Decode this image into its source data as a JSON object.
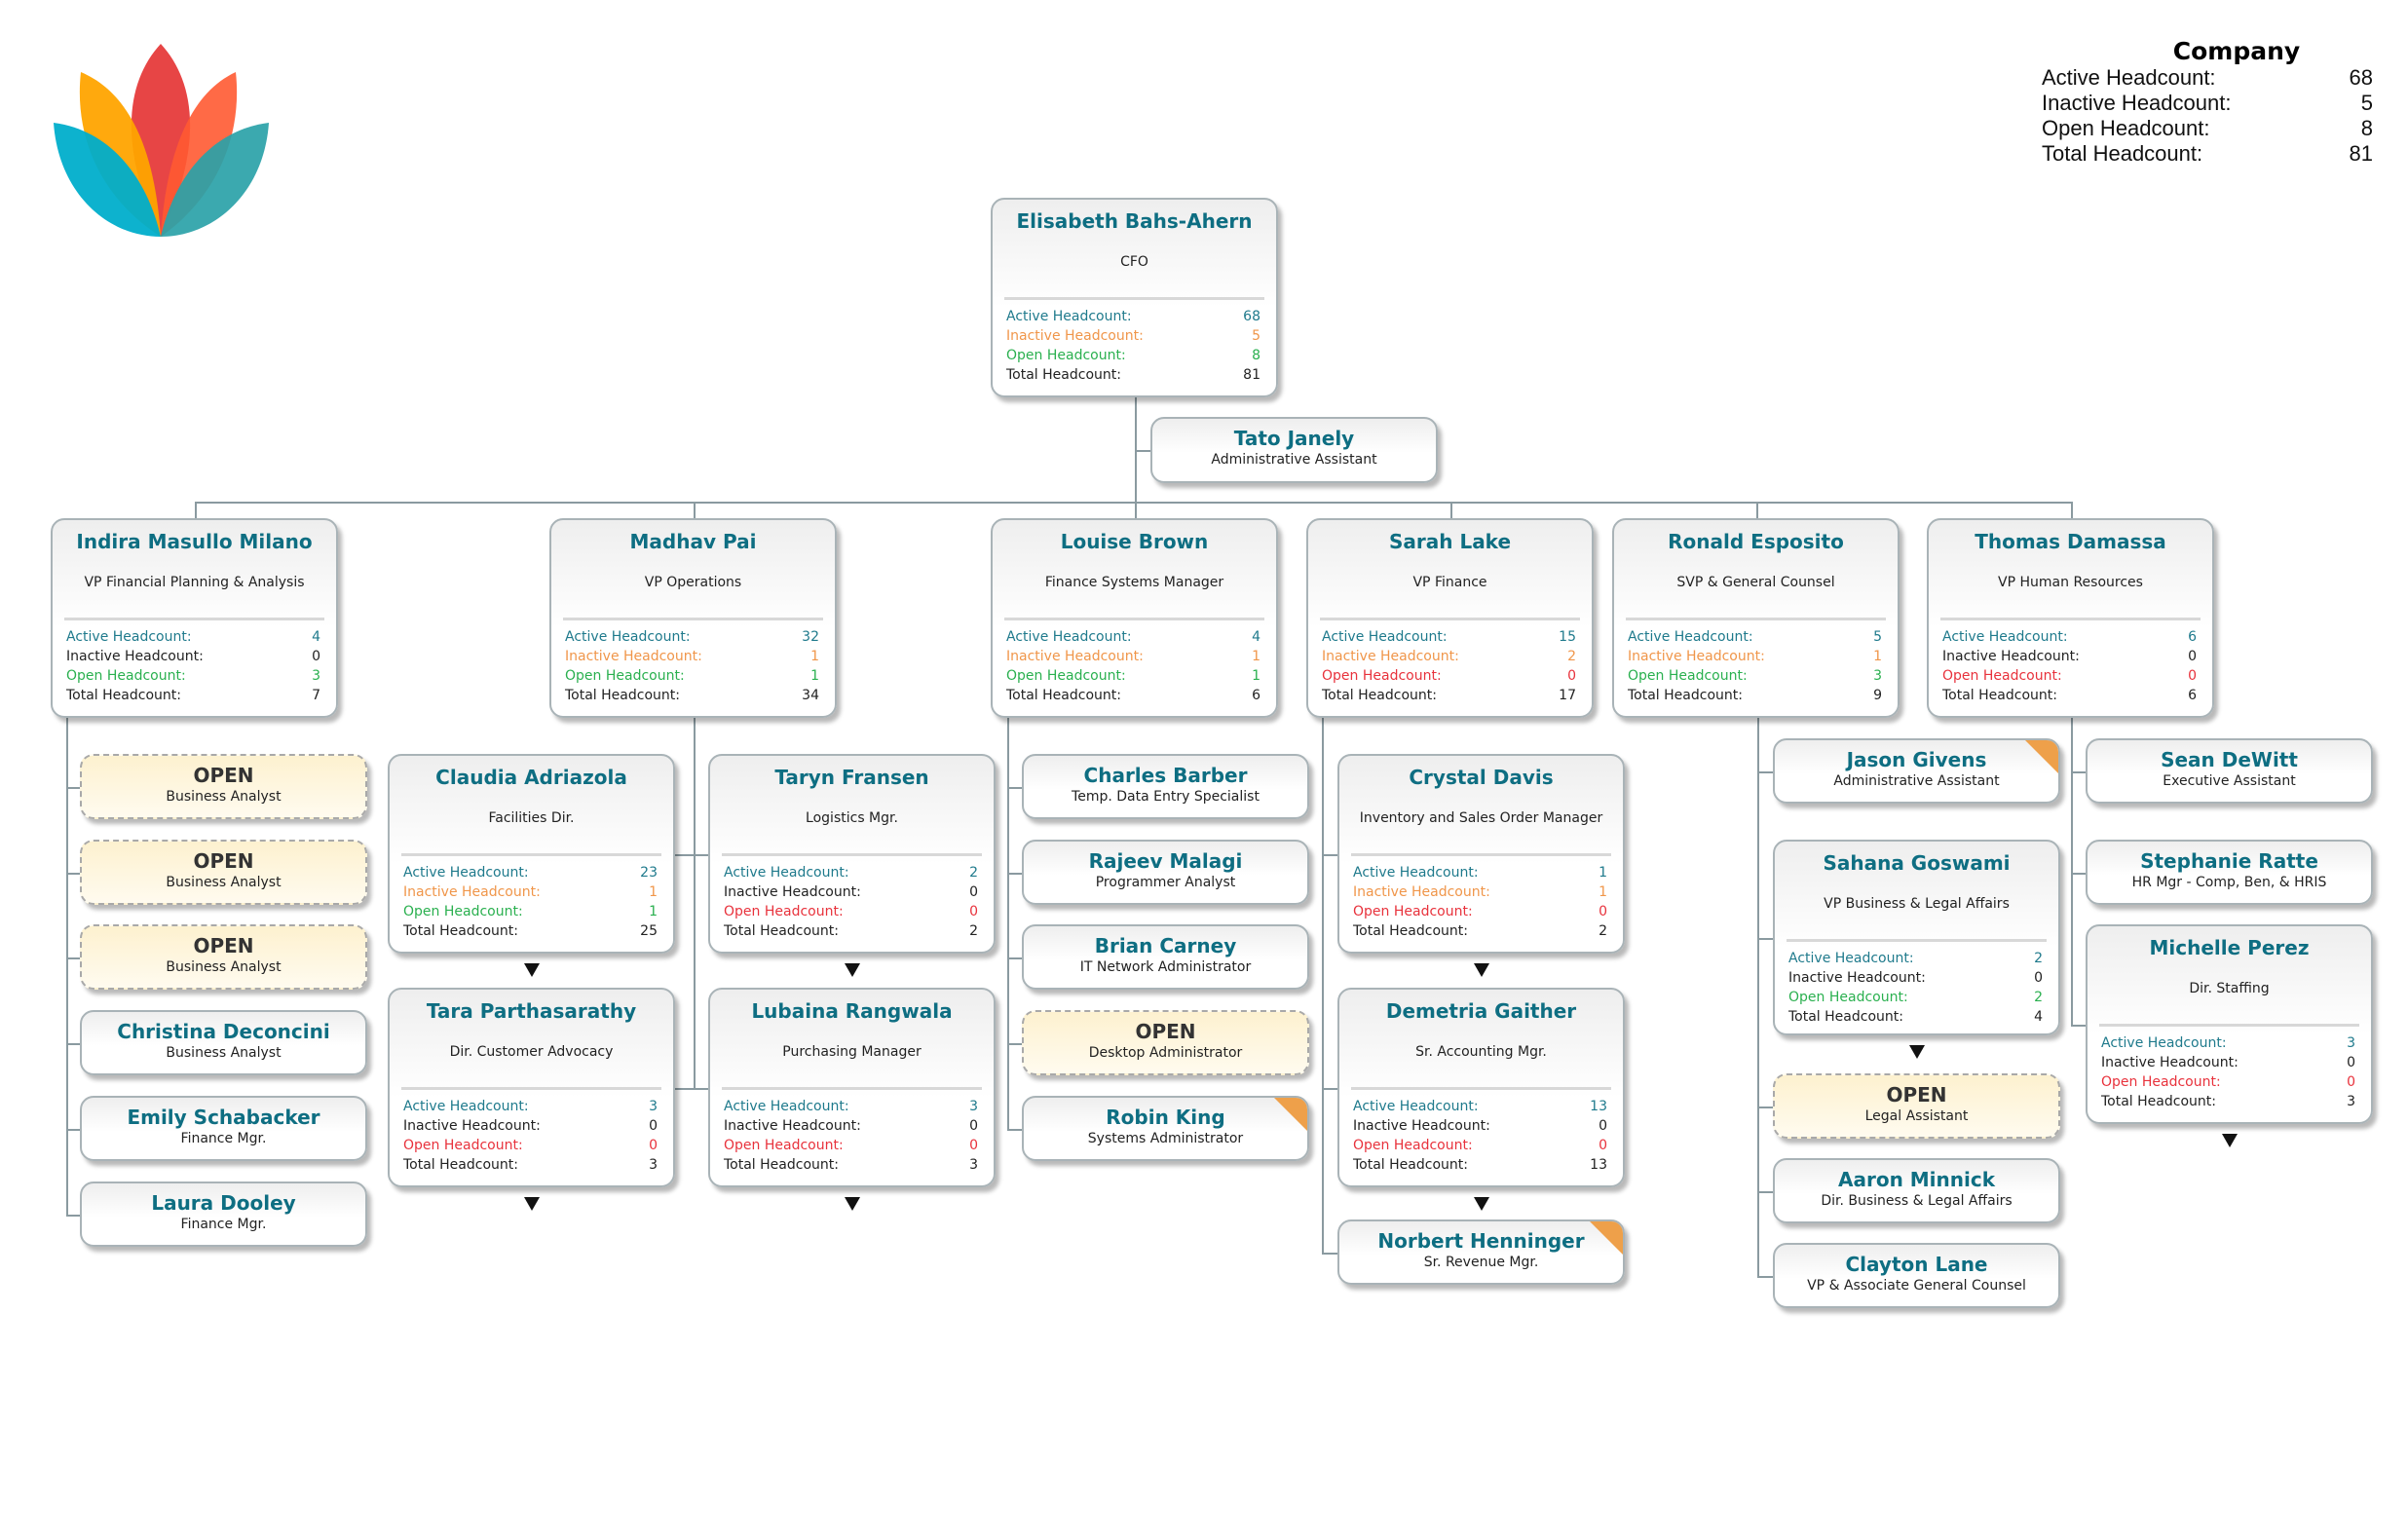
{
  "company_summary": {
    "title": "Company",
    "rows": [
      {
        "label": "Active Headcount:",
        "value": "68"
      },
      {
        "label": "Inactive Headcount:",
        "value": "5"
      },
      {
        "label": "Open Headcount:",
        "value": "8"
      },
      {
        "label": "Total Headcount:",
        "value": "81"
      }
    ]
  },
  "logo": {
    "icon": "lotus-logo-icon"
  },
  "stat_labels": {
    "active": "Active Headcount:",
    "inactive": "Inactive Headcount:",
    "open": "Open Headcount:",
    "total": "Total Headcount:"
  },
  "colors": {
    "name": "#0e6e82",
    "active": "#1f7a8c",
    "inactive_nonzero": "#f0964a",
    "open_nonzero": "#2ab04f",
    "zero_alert": "#e8323c",
    "neutral": "#222222",
    "open_position_bg": "#fdf1cf",
    "flag": "#eea04a"
  },
  "nodes": [
    {
      "id": "cfo",
      "name": "Elisabeth Bahs-Ahern",
      "title": "CFO",
      "stats": {
        "active": 68,
        "inactive": 5,
        "open": 8,
        "total": 81
      }
    },
    {
      "id": "tato",
      "name": "Tato Janely",
      "title": "Administrative Assistant",
      "parent": "cfo",
      "assistant": true
    },
    {
      "id": "indira",
      "name": "Indira Masullo Milano",
      "title": "VP Financial Planning & Analysis",
      "parent": "cfo",
      "stats": {
        "active": 4,
        "inactive": 0,
        "open": 3,
        "total": 7
      }
    },
    {
      "id": "madhav",
      "name": "Madhav Pai",
      "title": "VP Operations",
      "parent": "cfo",
      "stats": {
        "active": 32,
        "inactive": 1,
        "open": 1,
        "total": 34
      }
    },
    {
      "id": "louise",
      "name": "Louise Brown",
      "title": "Finance Systems Manager",
      "parent": "cfo",
      "stats": {
        "active": 4,
        "inactive": 1,
        "open": 1,
        "total": 6
      }
    },
    {
      "id": "sarah",
      "name": "Sarah Lake",
      "title": "VP Finance",
      "parent": "cfo",
      "stats": {
        "active": 15,
        "inactive": 2,
        "open": 0,
        "total": 17
      }
    },
    {
      "id": "ronald",
      "name": "Ronald Esposito",
      "title": "SVP & General Counsel",
      "parent": "cfo",
      "stats": {
        "active": 5,
        "inactive": 1,
        "open": 3,
        "total": 9
      }
    },
    {
      "id": "thomas",
      "name": "Thomas Damassa",
      "title": "VP Human Resources",
      "parent": "cfo",
      "stats": {
        "active": 6,
        "inactive": 0,
        "open": 0,
        "total": 6
      }
    },
    {
      "id": "open1",
      "name": "OPEN",
      "title": "Business Analyst",
      "parent": "indira",
      "open_position": true
    },
    {
      "id": "open2",
      "name": "OPEN",
      "title": "Business Analyst",
      "parent": "indira",
      "open_position": true
    },
    {
      "id": "open3",
      "name": "OPEN",
      "title": "Business Analyst",
      "parent": "indira",
      "open_position": true
    },
    {
      "id": "christina",
      "name": "Christina Deconcini",
      "title": "Business Analyst",
      "parent": "indira"
    },
    {
      "id": "emily",
      "name": "Emily Schabacker",
      "title": "Finance Mgr.",
      "parent": "indira"
    },
    {
      "id": "laura",
      "name": "Laura Dooley",
      "title": "Finance Mgr.",
      "parent": "indira"
    },
    {
      "id": "claudia",
      "name": "Claudia Adriazola",
      "title": "Facilities Dir.",
      "parent": "madhav",
      "stats": {
        "active": 23,
        "inactive": 1,
        "open": 1,
        "total": 25
      },
      "collapsed": true
    },
    {
      "id": "tara",
      "name": "Tara Parthasarathy",
      "title": "Dir. Customer Advocacy",
      "parent": "madhav",
      "stats": {
        "active": 3,
        "inactive": 0,
        "open": 0,
        "total": 3
      },
      "collapsed": true
    },
    {
      "id": "taryn",
      "name": "Taryn Fransen",
      "title": "Logistics Mgr.",
      "parent": "madhav",
      "stats": {
        "active": 2,
        "inactive": 0,
        "open": 0,
        "total": 2
      },
      "collapsed": true
    },
    {
      "id": "lubaina",
      "name": "Lubaina Rangwala",
      "title": "Purchasing Manager",
      "parent": "madhav",
      "stats": {
        "active": 3,
        "inactive": 0,
        "open": 0,
        "total": 3
      },
      "collapsed": true
    },
    {
      "id": "charles",
      "name": "Charles Barber",
      "title": "Temp. Data Entry Specialist",
      "parent": "louise"
    },
    {
      "id": "rajeev",
      "name": "Rajeev Malagi",
      "title": "Programmer Analyst",
      "parent": "louise"
    },
    {
      "id": "brian",
      "name": "Brian Carney",
      "title": "IT Network Administrator",
      "parent": "louise"
    },
    {
      "id": "open4",
      "name": "OPEN",
      "title": "Desktop Administrator",
      "parent": "louise",
      "open_position": true
    },
    {
      "id": "robin",
      "name": "Robin King",
      "title": "Systems Administrator",
      "parent": "louise",
      "flagged": true
    },
    {
      "id": "crystal",
      "name": "Crystal Davis",
      "title": "Inventory and Sales Order Manager",
      "parent": "sarah",
      "stats": {
        "active": 1,
        "inactive": 1,
        "open": 0,
        "total": 2
      },
      "collapsed": true
    },
    {
      "id": "demetria",
      "name": "Demetria Gaither",
      "title": "Sr. Accounting Mgr.",
      "parent": "sarah",
      "stats": {
        "active": 13,
        "inactive": 0,
        "open": 0,
        "total": 13
      },
      "collapsed": true
    },
    {
      "id": "norbert",
      "name": "Norbert Henninger",
      "title": "Sr. Revenue Mgr.",
      "parent": "sarah",
      "flagged": true
    },
    {
      "id": "jason",
      "name": "Jason Givens",
      "title": "Administrative Assistant",
      "parent": "ronald",
      "flagged": true
    },
    {
      "id": "sahana",
      "name": "Sahana Goswami",
      "title": "VP Business & Legal Affairs",
      "parent": "ronald",
      "stats": {
        "active": 2,
        "inactive": 0,
        "open": 2,
        "total": 4
      },
      "collapsed": true
    },
    {
      "id": "open5",
      "name": "OPEN",
      "title": "Legal Assistant",
      "parent": "ronald",
      "open_position": true
    },
    {
      "id": "aaron",
      "name": "Aaron Minnick",
      "title": "Dir. Business & Legal Affairs",
      "parent": "ronald"
    },
    {
      "id": "clayton",
      "name": "Clayton Lane",
      "title": "VP & Associate General Counsel",
      "parent": "ronald"
    },
    {
      "id": "sean",
      "name": "Sean DeWitt",
      "title": "Executive Assistant",
      "parent": "thomas"
    },
    {
      "id": "stephanie",
      "name": "Stephanie Ratte",
      "title": "HR Mgr - Comp, Ben, & HRIS",
      "parent": "thomas"
    },
    {
      "id": "michelle",
      "name": "Michelle Perez",
      "title": "Dir. Staffing",
      "parent": "thomas",
      "stats": {
        "active": 3,
        "inactive": 0,
        "open": 0,
        "total": 3
      },
      "collapsed": true
    }
  ]
}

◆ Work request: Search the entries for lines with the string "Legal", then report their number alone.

◆ The completed task: 3